• [WHAT THE TASK REQUIRES]: The answer is all of the entries below, repeated exactly and free of pictures.

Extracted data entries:
═══

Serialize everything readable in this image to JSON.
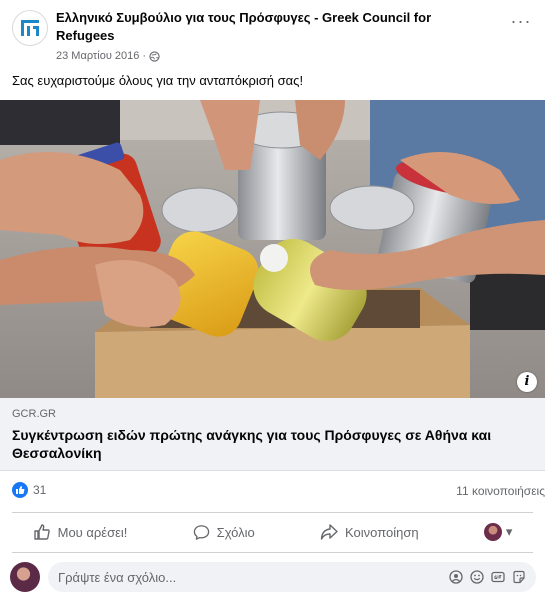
{
  "post": {
    "page_name": "Ελληνικό Συμβούλιο για τους Πρόσφυγες - Greek Council for Refugees",
    "date": "23 Μαρτίου 2016",
    "separator": "·",
    "audience_icon": "globe-icon",
    "text": "Σας ευχαριστούμε όλους για την ανταπόκρισή σας!",
    "more_icon": "more-options-icon",
    "more_symbol": "···"
  },
  "link": {
    "domain": "GCR.GR",
    "title": "Συγκέντρωση ειδών πρώτης ανάγκης για τους Πρόσφυγες σε Αθήνα και Θεσσαλονίκη",
    "info_symbol": "i"
  },
  "stats": {
    "likes": "31",
    "shares": "11 κοινοποιήσεις"
  },
  "actions": {
    "like": "Μου αρέσει!",
    "comment": "Σχόλιο",
    "share": "Κοινοποίηση",
    "audience_caret": "▾"
  },
  "comment_box": {
    "placeholder": "Γράψτε ένα σχόλιο..."
  },
  "colors": {
    "brand_blue": "#1877f2",
    "text_secondary": "#65676b",
    "surface_gray": "#f0f2f5"
  }
}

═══

• [ANSWER SPACE]:
Serialize everything readable in this image to JSON.
{
  "post": {
    "page_name": "Ελληνικό Συμβούλιο για τους Πρόσφυγες - Greek Council for Refugees",
    "date": "23 Μαρτίου 2016",
    "separator": "·",
    "audience_icon": "globe-icon",
    "text": "Σας ευχαριστούμε όλους για την ανταπόκρισή σας!",
    "more_icon": "more-options-icon",
    "more_symbol": "···"
  },
  "link": {
    "domain": "GCR.GR",
    "title": "Συγκέντρωση ειδών πρώτης ανάγκης για τους Πρόσφυγες σε Αθήνα και Θεσσαλονίκη",
    "info_symbol": "i"
  },
  "stats": {
    "likes": "31",
    "shares": "11 κοινοποιήσεις"
  },
  "actions": {
    "like": "Μου αρέσει!",
    "comment": "Σχόλιο",
    "share": "Κοινοποίηση",
    "audience_caret": "▾"
  },
  "comment_box": {
    "placeholder": "Γράψτε ένα σχόλιο..."
  },
  "colors": {
    "brand_blue": "#1877f2",
    "text_secondary": "#65676b",
    "surface_gray": "#f0f2f5"
  }
}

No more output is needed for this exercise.